> _Activity_
Every line containing the string "照片滤镜" should be returned from the records.

Web page and app entries:
━━━━━━━━━━━━━━━━━━━━━━━━━━━━━━

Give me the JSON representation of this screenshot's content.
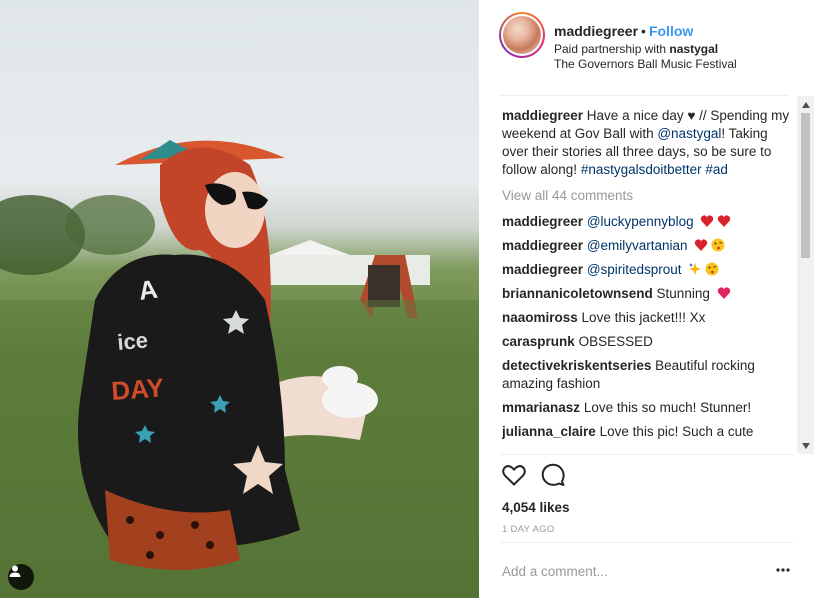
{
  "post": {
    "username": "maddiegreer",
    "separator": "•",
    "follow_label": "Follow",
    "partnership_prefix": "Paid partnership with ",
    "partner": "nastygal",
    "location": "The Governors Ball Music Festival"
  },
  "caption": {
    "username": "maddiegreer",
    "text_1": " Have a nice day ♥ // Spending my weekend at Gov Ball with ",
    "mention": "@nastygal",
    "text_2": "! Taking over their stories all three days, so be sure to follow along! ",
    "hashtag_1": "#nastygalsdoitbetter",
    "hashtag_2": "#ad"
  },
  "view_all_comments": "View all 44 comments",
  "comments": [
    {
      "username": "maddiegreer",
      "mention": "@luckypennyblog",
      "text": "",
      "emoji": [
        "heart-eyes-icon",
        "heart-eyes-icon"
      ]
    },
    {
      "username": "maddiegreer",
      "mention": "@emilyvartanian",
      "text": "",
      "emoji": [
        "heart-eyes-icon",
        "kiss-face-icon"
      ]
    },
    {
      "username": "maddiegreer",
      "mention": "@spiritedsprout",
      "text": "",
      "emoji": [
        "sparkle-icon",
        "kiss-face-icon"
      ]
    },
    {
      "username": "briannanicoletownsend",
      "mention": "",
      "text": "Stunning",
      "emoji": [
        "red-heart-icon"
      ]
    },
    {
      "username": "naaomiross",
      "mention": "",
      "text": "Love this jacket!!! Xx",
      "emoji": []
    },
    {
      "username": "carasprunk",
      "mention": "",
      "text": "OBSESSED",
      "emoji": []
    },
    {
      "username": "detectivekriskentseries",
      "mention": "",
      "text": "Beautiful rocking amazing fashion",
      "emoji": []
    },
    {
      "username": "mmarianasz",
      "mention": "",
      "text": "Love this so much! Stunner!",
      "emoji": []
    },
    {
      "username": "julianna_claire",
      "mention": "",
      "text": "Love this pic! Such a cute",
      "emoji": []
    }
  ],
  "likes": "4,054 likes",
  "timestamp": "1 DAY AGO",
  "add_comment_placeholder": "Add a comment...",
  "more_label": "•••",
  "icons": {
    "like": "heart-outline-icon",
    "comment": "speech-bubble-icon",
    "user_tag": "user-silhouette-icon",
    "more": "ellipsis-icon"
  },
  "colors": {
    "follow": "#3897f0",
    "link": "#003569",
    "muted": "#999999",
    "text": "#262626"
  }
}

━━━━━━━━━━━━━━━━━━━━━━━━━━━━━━

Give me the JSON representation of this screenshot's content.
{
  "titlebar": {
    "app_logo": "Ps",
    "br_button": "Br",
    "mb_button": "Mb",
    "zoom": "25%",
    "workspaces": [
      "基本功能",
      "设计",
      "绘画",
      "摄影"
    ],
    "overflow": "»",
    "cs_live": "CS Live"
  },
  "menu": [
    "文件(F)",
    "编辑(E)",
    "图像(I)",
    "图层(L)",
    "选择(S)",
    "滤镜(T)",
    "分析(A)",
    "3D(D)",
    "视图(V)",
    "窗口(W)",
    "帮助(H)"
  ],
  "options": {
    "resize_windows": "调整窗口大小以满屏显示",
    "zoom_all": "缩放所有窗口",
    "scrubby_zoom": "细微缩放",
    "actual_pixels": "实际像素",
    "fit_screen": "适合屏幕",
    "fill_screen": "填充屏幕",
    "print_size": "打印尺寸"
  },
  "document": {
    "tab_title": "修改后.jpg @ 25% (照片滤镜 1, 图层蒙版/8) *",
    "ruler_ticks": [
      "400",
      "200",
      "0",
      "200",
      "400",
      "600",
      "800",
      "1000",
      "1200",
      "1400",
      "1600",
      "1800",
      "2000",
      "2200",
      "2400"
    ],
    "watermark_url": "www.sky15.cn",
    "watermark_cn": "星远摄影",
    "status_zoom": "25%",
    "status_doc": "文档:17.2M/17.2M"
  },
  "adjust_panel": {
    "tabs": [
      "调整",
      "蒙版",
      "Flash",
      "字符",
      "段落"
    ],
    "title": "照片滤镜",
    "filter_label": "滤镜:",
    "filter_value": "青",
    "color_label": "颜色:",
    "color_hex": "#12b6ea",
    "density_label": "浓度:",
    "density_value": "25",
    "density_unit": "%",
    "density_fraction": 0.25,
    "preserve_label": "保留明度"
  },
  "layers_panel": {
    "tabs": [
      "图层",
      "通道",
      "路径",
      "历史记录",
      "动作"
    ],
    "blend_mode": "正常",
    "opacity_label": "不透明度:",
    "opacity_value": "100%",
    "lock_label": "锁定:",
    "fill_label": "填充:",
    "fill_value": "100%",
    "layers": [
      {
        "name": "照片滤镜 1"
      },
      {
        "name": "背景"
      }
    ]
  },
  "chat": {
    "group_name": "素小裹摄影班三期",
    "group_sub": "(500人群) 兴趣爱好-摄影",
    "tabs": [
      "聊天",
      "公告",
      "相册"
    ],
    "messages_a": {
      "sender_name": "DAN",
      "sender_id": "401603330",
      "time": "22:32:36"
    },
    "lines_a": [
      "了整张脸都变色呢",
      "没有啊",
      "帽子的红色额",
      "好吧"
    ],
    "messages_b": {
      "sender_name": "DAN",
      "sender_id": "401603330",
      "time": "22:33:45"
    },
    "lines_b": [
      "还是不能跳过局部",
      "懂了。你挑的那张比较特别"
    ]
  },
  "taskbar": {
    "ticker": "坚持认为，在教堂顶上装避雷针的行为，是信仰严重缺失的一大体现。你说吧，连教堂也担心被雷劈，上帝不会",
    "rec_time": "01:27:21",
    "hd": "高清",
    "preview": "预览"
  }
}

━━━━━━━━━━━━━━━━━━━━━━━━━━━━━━

> _Your solution_
    "tab_title": "修改后.jpg @ 25% (照片滤镜 1, 图层蒙版/8) *",
    "title": "照片滤镜",
        "name": "照片滤镜 1"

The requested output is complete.